[Element data from apps and pages]
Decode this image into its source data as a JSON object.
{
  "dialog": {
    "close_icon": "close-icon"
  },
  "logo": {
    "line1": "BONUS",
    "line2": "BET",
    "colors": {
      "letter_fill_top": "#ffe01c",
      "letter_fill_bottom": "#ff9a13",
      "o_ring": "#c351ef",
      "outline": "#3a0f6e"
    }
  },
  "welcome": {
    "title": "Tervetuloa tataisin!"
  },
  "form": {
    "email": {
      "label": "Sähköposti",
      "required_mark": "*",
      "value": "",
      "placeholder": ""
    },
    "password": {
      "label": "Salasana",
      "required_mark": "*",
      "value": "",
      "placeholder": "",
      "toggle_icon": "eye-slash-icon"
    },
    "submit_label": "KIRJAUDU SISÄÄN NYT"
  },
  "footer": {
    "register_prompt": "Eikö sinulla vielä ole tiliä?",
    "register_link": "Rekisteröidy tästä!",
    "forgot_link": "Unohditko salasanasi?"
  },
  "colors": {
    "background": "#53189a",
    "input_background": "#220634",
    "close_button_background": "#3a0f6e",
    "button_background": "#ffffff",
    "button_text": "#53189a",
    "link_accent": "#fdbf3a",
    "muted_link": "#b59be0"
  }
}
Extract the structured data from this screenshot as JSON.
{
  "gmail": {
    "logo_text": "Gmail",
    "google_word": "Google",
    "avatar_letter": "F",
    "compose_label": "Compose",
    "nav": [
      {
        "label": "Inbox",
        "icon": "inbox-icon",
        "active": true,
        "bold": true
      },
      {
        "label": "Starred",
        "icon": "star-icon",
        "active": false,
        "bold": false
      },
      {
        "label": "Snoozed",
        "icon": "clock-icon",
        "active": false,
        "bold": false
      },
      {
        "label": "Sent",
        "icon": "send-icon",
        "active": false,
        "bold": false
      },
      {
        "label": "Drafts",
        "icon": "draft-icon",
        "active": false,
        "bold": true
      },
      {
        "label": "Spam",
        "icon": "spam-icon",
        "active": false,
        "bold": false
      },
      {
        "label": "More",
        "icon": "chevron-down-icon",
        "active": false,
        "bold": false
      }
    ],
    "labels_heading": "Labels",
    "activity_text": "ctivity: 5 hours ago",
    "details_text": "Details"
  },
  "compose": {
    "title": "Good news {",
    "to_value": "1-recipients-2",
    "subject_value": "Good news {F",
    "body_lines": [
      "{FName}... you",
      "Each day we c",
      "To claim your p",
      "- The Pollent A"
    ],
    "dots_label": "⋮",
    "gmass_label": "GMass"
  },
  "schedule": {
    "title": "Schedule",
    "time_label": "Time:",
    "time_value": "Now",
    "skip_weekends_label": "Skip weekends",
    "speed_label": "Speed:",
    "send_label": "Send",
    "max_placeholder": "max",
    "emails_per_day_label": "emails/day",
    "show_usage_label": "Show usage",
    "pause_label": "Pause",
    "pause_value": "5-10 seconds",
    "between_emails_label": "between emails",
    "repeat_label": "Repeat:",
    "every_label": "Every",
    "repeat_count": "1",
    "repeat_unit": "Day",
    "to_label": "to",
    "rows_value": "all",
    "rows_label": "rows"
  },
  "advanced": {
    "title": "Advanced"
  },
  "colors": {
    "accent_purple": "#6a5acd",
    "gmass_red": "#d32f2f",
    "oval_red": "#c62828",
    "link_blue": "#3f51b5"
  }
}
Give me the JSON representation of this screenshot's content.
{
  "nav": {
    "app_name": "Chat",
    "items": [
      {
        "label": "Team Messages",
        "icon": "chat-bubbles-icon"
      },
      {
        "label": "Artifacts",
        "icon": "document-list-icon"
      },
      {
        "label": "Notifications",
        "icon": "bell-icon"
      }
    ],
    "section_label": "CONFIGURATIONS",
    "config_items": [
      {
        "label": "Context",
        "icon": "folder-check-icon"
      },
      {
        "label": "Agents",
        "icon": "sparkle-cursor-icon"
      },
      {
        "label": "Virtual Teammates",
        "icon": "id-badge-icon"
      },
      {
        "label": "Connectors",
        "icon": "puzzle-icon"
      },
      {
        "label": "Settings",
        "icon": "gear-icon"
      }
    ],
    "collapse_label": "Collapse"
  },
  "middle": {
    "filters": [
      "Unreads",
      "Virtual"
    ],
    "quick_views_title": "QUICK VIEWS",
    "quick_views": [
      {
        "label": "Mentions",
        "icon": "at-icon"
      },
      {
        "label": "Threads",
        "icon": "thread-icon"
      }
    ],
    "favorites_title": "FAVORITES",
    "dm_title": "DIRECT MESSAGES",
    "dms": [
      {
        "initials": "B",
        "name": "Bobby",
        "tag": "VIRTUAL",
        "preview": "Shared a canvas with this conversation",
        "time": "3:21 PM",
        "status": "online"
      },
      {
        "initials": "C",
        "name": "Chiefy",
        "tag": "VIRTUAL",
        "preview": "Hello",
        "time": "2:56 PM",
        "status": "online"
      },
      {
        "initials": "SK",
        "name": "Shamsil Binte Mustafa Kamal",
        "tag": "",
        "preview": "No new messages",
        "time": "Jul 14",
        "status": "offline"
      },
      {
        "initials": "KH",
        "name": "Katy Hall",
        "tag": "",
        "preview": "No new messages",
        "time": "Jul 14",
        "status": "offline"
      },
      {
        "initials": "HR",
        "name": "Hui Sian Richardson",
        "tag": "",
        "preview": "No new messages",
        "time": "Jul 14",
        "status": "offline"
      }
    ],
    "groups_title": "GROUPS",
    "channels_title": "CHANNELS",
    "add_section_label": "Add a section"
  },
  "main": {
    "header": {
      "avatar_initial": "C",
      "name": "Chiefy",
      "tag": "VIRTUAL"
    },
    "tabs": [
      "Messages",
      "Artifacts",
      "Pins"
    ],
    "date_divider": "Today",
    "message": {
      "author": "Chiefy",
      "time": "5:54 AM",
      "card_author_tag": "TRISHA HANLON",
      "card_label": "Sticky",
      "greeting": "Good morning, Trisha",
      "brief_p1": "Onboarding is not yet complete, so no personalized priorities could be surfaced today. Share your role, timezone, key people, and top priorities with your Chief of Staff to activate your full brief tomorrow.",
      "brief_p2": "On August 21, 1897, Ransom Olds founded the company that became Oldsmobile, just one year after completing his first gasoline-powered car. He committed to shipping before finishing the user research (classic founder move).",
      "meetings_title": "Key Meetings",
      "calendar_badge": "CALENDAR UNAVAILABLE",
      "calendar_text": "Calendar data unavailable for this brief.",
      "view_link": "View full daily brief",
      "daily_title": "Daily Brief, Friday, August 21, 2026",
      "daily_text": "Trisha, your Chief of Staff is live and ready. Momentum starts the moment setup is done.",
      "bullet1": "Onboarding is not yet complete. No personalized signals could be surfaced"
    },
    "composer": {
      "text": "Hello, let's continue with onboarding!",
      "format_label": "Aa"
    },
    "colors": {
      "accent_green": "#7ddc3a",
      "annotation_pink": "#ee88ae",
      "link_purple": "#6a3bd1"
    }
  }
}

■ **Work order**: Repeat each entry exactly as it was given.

■ **Answer to this exercise**:
Decode this image into its source data as a JSON object.
{
  "dialog": {
    "close_icon": "close-icon"
  },
  "logo": {
    "line1": "BONUS",
    "line2": "BET",
    "colors": {
      "letter_fill_top": "#ffe01c",
      "letter_fill_bottom": "#ff9a13",
      "o_ring": "#c351ef",
      "outline": "#3a0f6e"
    }
  },
  "welcome": {
    "title": "Tervetuloa tataisin!"
  },
  "form": {
    "email": {
      "label": "Sähköposti",
      "required_mark": "*",
      "value": "",
      "placeholder": ""
    },
    "password": {
      "label": "Salasana",
      "required_mark": "*",
      "value": "",
      "placeholder": "",
      "toggle_icon": "eye-slash-icon"
    },
    "submit_label": "KIRJAUDU SISÄÄN NYT"
  },
  "footer": {
    "register_prompt": "Eikö sinulla vielä ole tiliä?",
    "register_link": "Rekisteröidy tästä!",
    "forgot_link": "Unohditko salasanasi?"
  },
  "colors": {
    "background": "#53189a",
    "input_background": "#220634",
    "close_button_background": "#3a0f6e",
    "button_background": "#ffffff",
    "button_text": "#53189a",
    "link_accent": "#fdbf3a",
    "muted_link": "#b59be0"
  }
}
Extract the structured data from this screenshot as JSON.
{
  "gmail": {
    "logo_text": "Gmail",
    "google_word": "Google",
    "avatar_letter": "F",
    "compose_label": "Compose",
    "nav": [
      {
        "label": "Inbox",
        "icon": "inbox-icon",
        "active": true,
        "bold": true
      },
      {
        "label": "Starred",
        "icon": "star-icon",
        "active": false,
        "bold": false
      },
      {
        "label": "Snoozed",
        "icon": "clock-icon",
        "active": false,
        "bold": false
      },
      {
        "label": "Sent",
        "icon": "send-icon",
        "active": false,
        "bold": false
      },
      {
        "label": "Drafts",
        "icon": "draft-icon",
        "active": false,
        "bold": true
      },
      {
        "label": "Spam",
        "icon": "spam-icon",
        "active": false,
        "bold": false
      },
      {
        "label": "More",
        "icon": "chevron-down-icon",
        "active": false,
        "bold": false
      }
    ],
    "labels_heading": "Labels",
    "activity_text": "ctivity: 5 hours ago",
    "details_text": "Details"
  },
  "compose": {
    "title": "Good news {",
    "to_value": "1-recipients-2",
    "subject_value": "Good news {F",
    "body_lines": [
      "{FName}... you",
      "Each day we c",
      "To claim your p",
      "- The Pollent A"
    ],
    "dots_label": "⋮",
    "gmass_label": "GMass"
  },
  "schedule": {
    "title": "Schedule",
    "time_label": "Time:",
    "time_value": "Now",
    "skip_weekends_label": "Skip weekends",
    "speed_label": "Speed:",
    "send_label": "Send",
    "max_placeholder": "max",
    "emails_per_day_label": "emails/day",
    "show_usage_label": "Show usage",
    "pause_label": "Pause",
    "pause_value": "5-10 seconds",
    "between_emails_label": "between emails",
    "repeat_label": "Repeat:",
    "every_label": "Every",
    "repeat_count": "1",
    "repeat_unit": "Day",
    "to_label": "to",
    "rows_value": "all",
    "rows_label": "rows"
  },
  "advanced": {
    "title": "Advanced"
  },
  "colors": {
    "accent_purple": "#6a5acd",
    "gmass_red": "#d32f2f",
    "oval_red": "#c62828",
    "link_blue": "#3f51b5"
  }
}
Give me the JSON representation of this screenshot's content.
{
  "nav": {
    "app_name": "Chat",
    "items": [
      {
        "label": "Team Messages",
        "icon": "chat-bubbles-icon"
      },
      {
        "label": "Artifacts",
        "icon": "document-list-icon"
      },
      {
        "label": "Notifications",
        "icon": "bell-icon"
      }
    ],
    "section_label": "CONFIGURATIONS",
    "config_items": [
      {
        "label": "Context",
        "icon": "folder-check-icon"
      },
      {
        "label": "Agents",
        "icon": "sparkle-cursor-icon"
      },
      {
        "label": "Virtual Teammates",
        "icon": "id-badge-icon"
      },
      {
        "label": "Connectors",
        "icon": "puzzle-icon"
      },
      {
        "label": "Settings",
        "icon": "gear-icon"
      }
    ],
    "collapse_label": "Collapse"
  },
  "middle": {
    "filters": [
      "Unreads",
      "Virtual"
    ],
    "quick_views_title": "QUICK VIEWS",
    "quick_views": [
      {
        "label": "Mentions",
        "icon": "at-icon"
      },
      {
        "label": "Threads",
        "icon": "thread-icon"
      }
    ],
    "favorites_title": "FAVORITES",
    "dm_title": "DIRECT MESSAGES",
    "dms": [
      {
        "initials": "B",
        "name": "Bobby",
        "tag": "VIRTUAL",
        "preview": "Shared a canvas with this conversation",
        "time": "3:21 PM",
        "status": "online"
      },
      {
        "initials": "C",
        "name": "Chiefy",
        "tag": "VIRTUAL",
        "preview": "Hello",
        "time": "2:56 PM",
        "status": "online"
      },
      {
        "initials": "SK",
        "name": "Shamsil Binte Mustafa Kamal",
        "tag": "",
        "preview": "No new messages",
        "time": "Jul 14",
        "status": "offline"
      },
      {
        "initials": "KH",
        "name": "Katy Hall",
        "tag": "",
        "preview": "No new messages",
        "time": "Jul 14",
        "status": "offline"
      },
      {
        "initials": "HR",
        "name": "Hui Sian Richardson",
        "tag": "",
        "preview": "No new messages",
        "time": "Jul 14",
        "status": "offline"
      }
    ],
    "groups_title": "GROUPS",
    "channels_title": "CHANNELS",
    "add_section_label": "Add a section"
  },
  "main": {
    "header": {
      "avatar_initial": "C",
      "name": "Chiefy",
      "tag": "VIRTUAL"
    },
    "tabs": [
      "Messages",
      "Artifacts",
      "Pins"
    ],
    "date_divider": "Today",
    "message": {
      "author": "Chiefy",
      "time": "5:54 AM",
      "card_author_tag": "TRISHA HANLON",
      "card_label": "Sticky",
      "greeting": "Good morning, Trisha",
      "brief_p1": "Onboarding is not yet complete, so no personalized priorities could be surfaced today. Share your role, timezone, key people, and top priorities with your Chief of Staff to activate your full brief tomorrow.",
      "brief_p2": "On August 21, 1897, Ransom Olds founded the company that became Oldsmobile, just one year after completing his first gasoline-powered car. He committed to shipping before finishing the user research (classic founder move).",
      "meetings_title": "Key Meetings",
      "calendar_badge": "CALENDAR UNAVAILABLE",
      "calendar_text": "Calendar data unavailable for this brief.",
      "view_link": "View full daily brief",
      "daily_title": "Daily Brief, Friday, August 21, 2026",
      "daily_text": "Trisha, your Chief of Staff is live and ready. Momentum starts the moment setup is done.",
      "bullet1": "Onboarding is not yet complete. No personalized signals could be surfaced"
    },
    "composer": {
      "text": "Hello, let's continue with onboarding!",
      "format_label": "Aa"
    },
    "colors": {
      "accent_green": "#7ddc3a",
      "annotation_pink": "#ee88ae",
      "link_purple": "#6a3bd1"
    }
  }
}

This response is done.